Wildfires have raged in Australia since Jul. 2019, killing 28 people and millions of animals. They have burned through the continent with about 12.35 million acres of land damaged, affecting every state. Experts say hotter and drier conditions have led to a more amplified and destructive bushfire season. These fires must be analyzed in direct connection with the climate crisis; failure to do so means failure to recognize the most obvious truths on the climate crisis.
While the fires burned across Australia, business leaders, climate change activists and heads of state from across the globe wrapped up discussions at the World Economic Forum in Davos, Switzerland last week on Jan. 24. Some attendees proposed solutions like putting a global price on carbon and planting trees. At the same time, they rejected divesting from fossil fuel companies and ending fossil fuel development in areas prone to sea level rise. These events that transpired at Davos dismissed any possibility for real change from the economic elite, and perpetuated the pattern of placing responsibility on individuals rather than corporations. The fact that the inaction displayed at Davos occurred during the ongoing tragedy in Australia further showed the serious disconnect between these elites and the real world.

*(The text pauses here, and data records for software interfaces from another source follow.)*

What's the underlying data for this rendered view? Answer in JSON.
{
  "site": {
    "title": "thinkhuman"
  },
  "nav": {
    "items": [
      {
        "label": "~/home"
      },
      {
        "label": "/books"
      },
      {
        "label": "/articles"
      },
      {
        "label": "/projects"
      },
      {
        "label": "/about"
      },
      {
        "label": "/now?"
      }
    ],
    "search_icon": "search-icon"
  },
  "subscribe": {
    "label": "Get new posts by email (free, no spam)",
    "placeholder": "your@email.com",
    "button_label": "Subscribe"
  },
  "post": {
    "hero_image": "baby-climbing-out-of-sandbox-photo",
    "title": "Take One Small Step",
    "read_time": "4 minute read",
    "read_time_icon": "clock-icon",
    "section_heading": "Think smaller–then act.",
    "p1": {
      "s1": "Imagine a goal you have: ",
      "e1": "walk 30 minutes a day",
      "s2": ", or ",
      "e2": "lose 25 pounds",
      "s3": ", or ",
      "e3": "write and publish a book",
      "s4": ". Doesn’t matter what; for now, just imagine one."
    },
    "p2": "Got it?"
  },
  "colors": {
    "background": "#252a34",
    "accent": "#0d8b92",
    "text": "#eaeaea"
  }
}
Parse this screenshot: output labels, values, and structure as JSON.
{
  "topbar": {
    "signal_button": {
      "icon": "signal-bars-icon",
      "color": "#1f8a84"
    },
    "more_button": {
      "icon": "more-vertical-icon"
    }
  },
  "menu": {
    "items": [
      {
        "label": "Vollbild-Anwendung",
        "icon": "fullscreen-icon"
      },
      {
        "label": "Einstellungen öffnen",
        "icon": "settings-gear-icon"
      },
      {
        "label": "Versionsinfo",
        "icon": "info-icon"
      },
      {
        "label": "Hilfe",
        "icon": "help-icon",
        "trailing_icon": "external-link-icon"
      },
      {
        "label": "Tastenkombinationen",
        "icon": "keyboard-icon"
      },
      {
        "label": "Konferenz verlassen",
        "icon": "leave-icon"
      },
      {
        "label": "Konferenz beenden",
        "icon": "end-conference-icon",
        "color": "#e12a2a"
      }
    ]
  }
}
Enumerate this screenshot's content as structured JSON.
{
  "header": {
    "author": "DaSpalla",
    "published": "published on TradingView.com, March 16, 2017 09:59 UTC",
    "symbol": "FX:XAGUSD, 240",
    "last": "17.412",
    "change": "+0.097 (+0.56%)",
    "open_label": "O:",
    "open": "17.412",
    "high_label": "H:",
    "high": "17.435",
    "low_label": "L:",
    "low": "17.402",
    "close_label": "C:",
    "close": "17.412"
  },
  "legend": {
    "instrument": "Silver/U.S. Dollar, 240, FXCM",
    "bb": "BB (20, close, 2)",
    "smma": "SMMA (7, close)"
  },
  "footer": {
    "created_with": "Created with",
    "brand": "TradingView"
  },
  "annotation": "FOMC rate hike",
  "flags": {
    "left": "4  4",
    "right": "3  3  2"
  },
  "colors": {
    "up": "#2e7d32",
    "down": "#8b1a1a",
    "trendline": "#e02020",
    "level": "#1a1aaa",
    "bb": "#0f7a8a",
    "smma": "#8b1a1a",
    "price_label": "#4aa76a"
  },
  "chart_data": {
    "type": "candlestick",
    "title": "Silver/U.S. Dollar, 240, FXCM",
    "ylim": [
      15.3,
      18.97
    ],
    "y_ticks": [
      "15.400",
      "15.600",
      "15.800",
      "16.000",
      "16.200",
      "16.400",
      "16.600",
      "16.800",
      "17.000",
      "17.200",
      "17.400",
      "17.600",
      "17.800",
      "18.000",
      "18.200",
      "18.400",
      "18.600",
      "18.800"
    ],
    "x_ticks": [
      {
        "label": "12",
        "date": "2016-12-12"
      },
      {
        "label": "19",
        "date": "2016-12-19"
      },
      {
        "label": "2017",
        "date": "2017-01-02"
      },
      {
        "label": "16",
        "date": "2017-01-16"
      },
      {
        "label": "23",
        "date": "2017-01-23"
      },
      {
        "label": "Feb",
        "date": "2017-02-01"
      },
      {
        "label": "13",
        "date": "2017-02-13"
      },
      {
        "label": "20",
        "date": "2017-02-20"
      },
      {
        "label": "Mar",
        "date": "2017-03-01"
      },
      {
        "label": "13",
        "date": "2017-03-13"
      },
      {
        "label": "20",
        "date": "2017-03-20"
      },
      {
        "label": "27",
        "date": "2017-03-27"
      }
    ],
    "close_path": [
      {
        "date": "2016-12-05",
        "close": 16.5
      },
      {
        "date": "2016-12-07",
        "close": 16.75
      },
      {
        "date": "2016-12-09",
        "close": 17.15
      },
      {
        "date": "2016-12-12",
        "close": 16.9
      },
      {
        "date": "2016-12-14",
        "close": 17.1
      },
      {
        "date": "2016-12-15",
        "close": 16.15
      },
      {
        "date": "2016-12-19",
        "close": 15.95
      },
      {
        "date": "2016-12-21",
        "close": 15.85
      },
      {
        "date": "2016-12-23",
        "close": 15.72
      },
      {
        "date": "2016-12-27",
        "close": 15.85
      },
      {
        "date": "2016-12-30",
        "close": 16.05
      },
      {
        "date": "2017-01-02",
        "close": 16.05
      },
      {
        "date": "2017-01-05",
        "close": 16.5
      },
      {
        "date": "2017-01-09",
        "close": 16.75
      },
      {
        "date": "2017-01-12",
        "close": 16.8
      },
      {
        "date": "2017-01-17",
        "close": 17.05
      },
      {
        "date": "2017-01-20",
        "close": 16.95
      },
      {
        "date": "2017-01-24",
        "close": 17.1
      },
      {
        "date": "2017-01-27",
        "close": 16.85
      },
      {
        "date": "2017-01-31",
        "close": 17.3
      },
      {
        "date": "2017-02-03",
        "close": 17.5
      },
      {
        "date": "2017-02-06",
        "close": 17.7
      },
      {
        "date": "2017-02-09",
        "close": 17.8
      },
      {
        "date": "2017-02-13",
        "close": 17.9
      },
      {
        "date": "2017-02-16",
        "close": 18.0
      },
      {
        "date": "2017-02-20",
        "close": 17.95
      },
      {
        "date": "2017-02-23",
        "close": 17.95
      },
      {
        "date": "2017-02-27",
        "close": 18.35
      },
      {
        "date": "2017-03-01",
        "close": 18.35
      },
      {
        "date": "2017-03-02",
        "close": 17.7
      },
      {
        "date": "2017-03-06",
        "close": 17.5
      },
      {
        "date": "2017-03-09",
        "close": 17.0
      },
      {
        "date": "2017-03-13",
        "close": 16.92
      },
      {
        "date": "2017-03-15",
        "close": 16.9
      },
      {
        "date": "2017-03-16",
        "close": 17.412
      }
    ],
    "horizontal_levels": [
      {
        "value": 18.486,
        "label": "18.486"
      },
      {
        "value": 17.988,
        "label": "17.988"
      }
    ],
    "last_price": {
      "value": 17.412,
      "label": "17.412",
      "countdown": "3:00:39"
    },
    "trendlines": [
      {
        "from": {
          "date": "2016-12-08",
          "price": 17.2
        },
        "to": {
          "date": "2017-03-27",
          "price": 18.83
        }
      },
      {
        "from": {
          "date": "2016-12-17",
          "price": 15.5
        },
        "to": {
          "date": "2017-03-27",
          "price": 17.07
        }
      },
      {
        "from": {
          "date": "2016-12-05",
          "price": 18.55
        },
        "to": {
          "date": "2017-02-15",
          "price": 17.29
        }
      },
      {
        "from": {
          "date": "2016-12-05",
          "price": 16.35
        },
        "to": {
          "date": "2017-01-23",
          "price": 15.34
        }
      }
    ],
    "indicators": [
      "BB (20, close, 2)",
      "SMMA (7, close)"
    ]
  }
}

A shining light, though, was the climate march held on the last day of the conference. Activists such as Greta Thunberg, Vanessa Nakate and Luisa Neubauer protested against fossil fuel investment while demanding that serious action take place. The march was also a reminder that real change comes from grassroots organizations, not cocktail conversations among the wealthy.
The march serves to show the role that protesting in university spaces has played in combating corporate agendas.
A notable example of this is the protests for racial justice and inclusion that took place at the University of Missouri in 2015. After weeks of organization and marching, students at the university were able to create a local movement based around demands like a racial inclusion and awareness program and the resignation of the president. In the end, their efforts were rewarded, as the president stepped down. This event shows exactly how the university can be a space for progress and effective protest.
In that same vein, it is our responsibility as students to directly oppose the inaction shown at Davos and push for ideas that tackle the root causes of climate change to have any chance of preventing the disasters of the future. Furthermore, we can look toward the example that other college students have set.
On Jan. 10, tens of thousands of activists led by Uni Students for Climate Justice marched in major cities in Australia to call for the government to do more to stop climate change and its effects. Their actions are commendable and act as an example for what must be done by us as NYU students. Through grassroots organizing, we can tackle head-on the problems of the climate crisis and its devastating effects.
A version of this article appeared in the Monday, Jan. 27, 2020 print edition. Email the Editorial Board at [email protected]